I find I really prefer an X11 desktop with fvwm2, gnome or KDE. I'm tired of porting everything to a Solaris desktop. Linux just works. OSX has a very nice desktop, but I don't like its workspaces and X11. Same with Windows XP. With Unix/X11, I can change that. X11 with workspaces is good for managing 50-80 windows (xterms, browser, editor, email, etc). I find OSX and Windows to be great for having 10-20 windows.


So why did I switch? My work profile and applications. I don't need to buy applications at the local mega mart. I don't need the latest & greatest features of photoshop/office/etc.


If I was starting out today with Windows, OSX, and Linux I'm not sure what I'd choose. Probably OSX. It is the most elegant. But now, I prefer my hand whittled custom fit grip of linux :-)

paulrothrock
2005-11-15 09:34:53
Impulse Buying
Macs don't include meaningless games like solitaire and minesweeper. They have a real game: Chess


(And Nanosaur. And Marble Madness.)

nitewing98
2005-11-21 19:37:29
I've switched BACK to Mac
I have a long history with computers, starting with my Coleco ADAM and my Apple //e. The //e was followed by a IIgs and then a Mac LC.


But I've also owned 2 PC's. Both ran Win98, but I swapped to Linux on the second one after a while since Win98 didn't use both of it's processors.


I've also had an iBook and iMac and currently have an iMac DV. After working in the computer field for almost 20 years, it's not uncommon for me to use Windows at work and come home to the safety and comfort of my Mac.


Why? It works. It doesn't blue screen. It does what I want without making me restart constantly. It's almost impervious to virus/spy/ad-ware. And with the advent of OS X, it supports X windows and runs unix programs effortlessly. (anyone who says it's not effortless doesn't have Fink).

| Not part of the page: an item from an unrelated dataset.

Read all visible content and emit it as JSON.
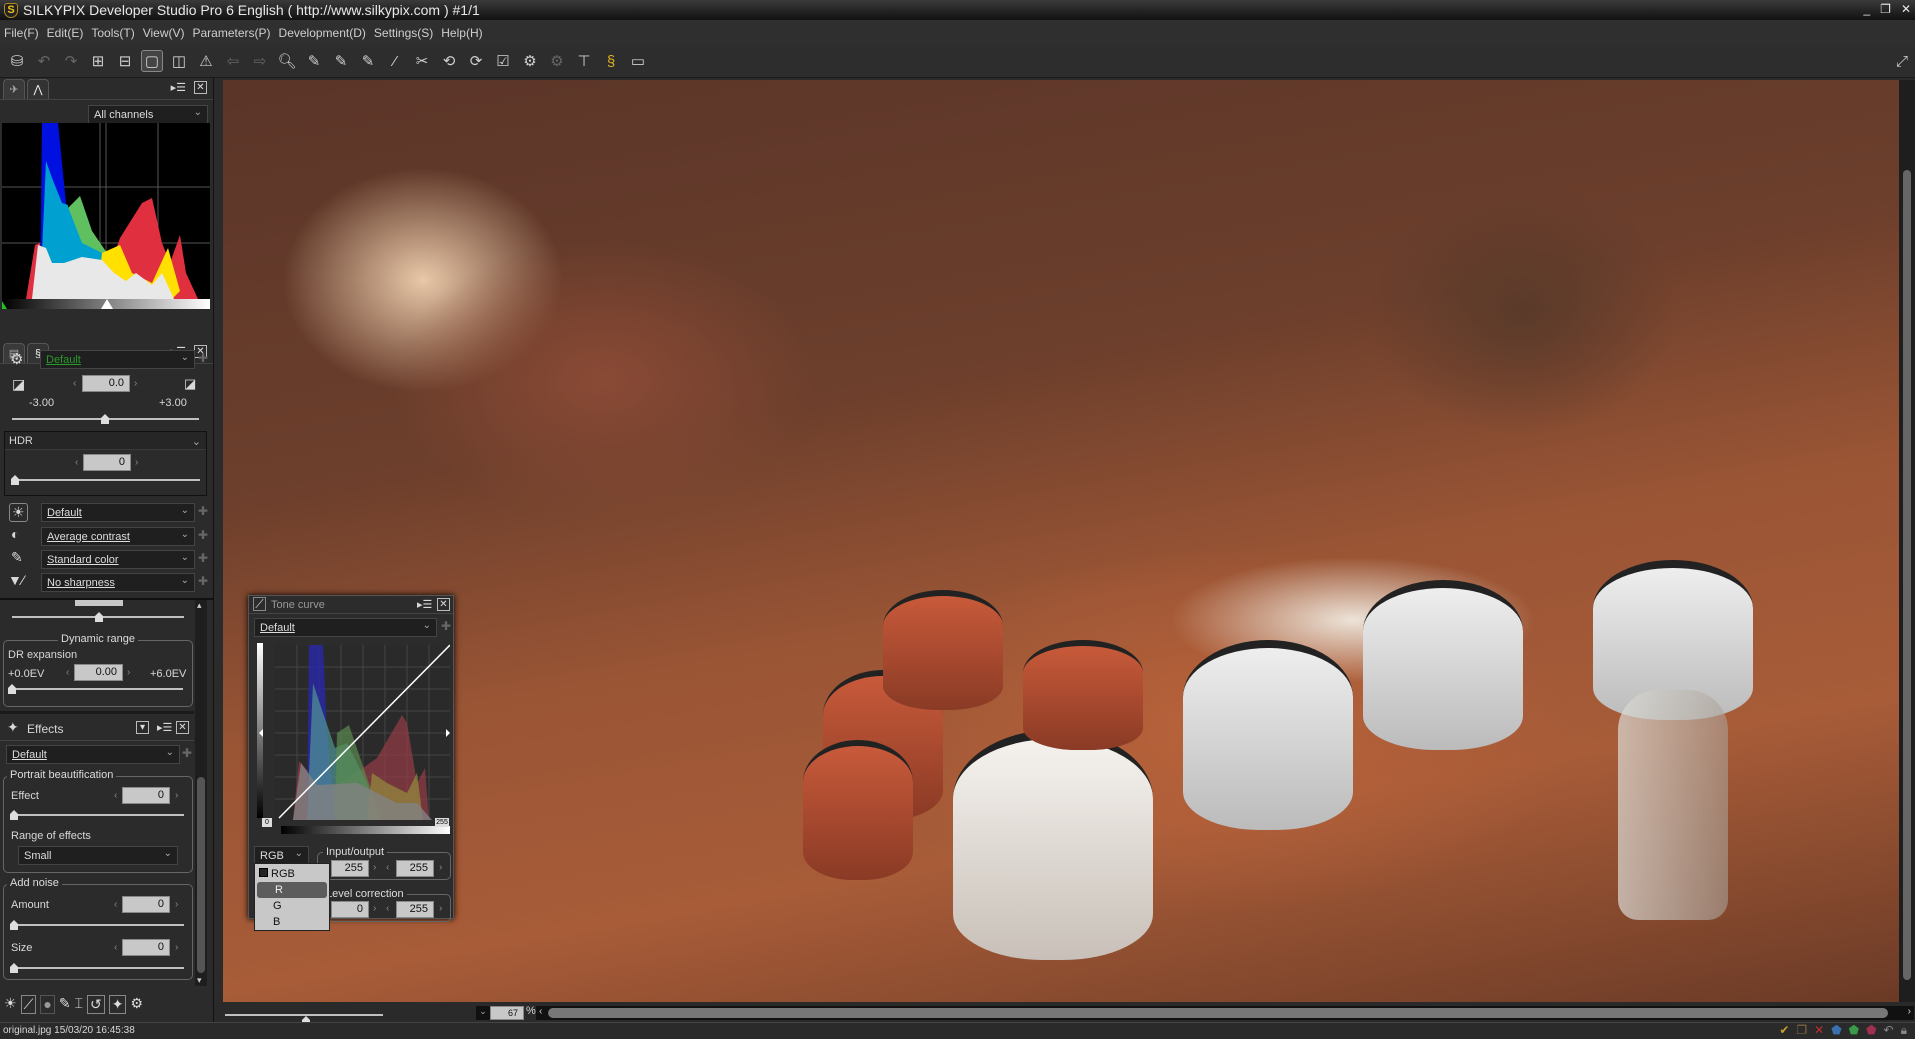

I choose Mac because I hate doing user support, even for myself.


NW'98

blafusel
2005-11-22 21:20:58
Atari - Commodore - IBM - SGI - Apple - Linux
It started back in 1986 with an Atari ST, then a Commodore C64, and Amiga.Then the first IBM PC clones - then windows. i skipped apple alltogether. It never seemed to offer anything Commodore or Microsoft didn't offer at the time. I jumped into linux/unix with silicon graphics. continued with windows until os x was released. that's when i finally felt the time was right to switch to Apple. So far, a couple of G4 PowerBooks and G5's later I don't regret it. SGI is over with. Linux took over. Windows is no longer needed for me at all. It has all been replaced by Linux for my business and Mac for my home. I Couldn't be happier.
JMaxsoln
2006-01-02 01:16:01
2 things
1) unix
2) this thing actually works, well, 99% of the time is good enough for me.
Bob
2006-04-28 12:34:36
I would switch to mac if I had some money but since the windows sector is so big there is a much variety of software.


Die-hard Mac fans say its not the quantity but the quality i.e. it does not matter if there is a big variety, as long as the limited set of choices are quality software.


However, in the real world a big variety DOES breed quality - it opens up competition and comparisons, which helps improve software efficiently at lower costs (for example the amount of quality freeware available to windows compared to mac).


This brings to another point, no matter which way you look at it, there IS a premium that you have to pay for a mac. I reckon for macs to really get more converts they will have to change their business model and allow MUCH more freedom of licences for their software. That's my 2 cents.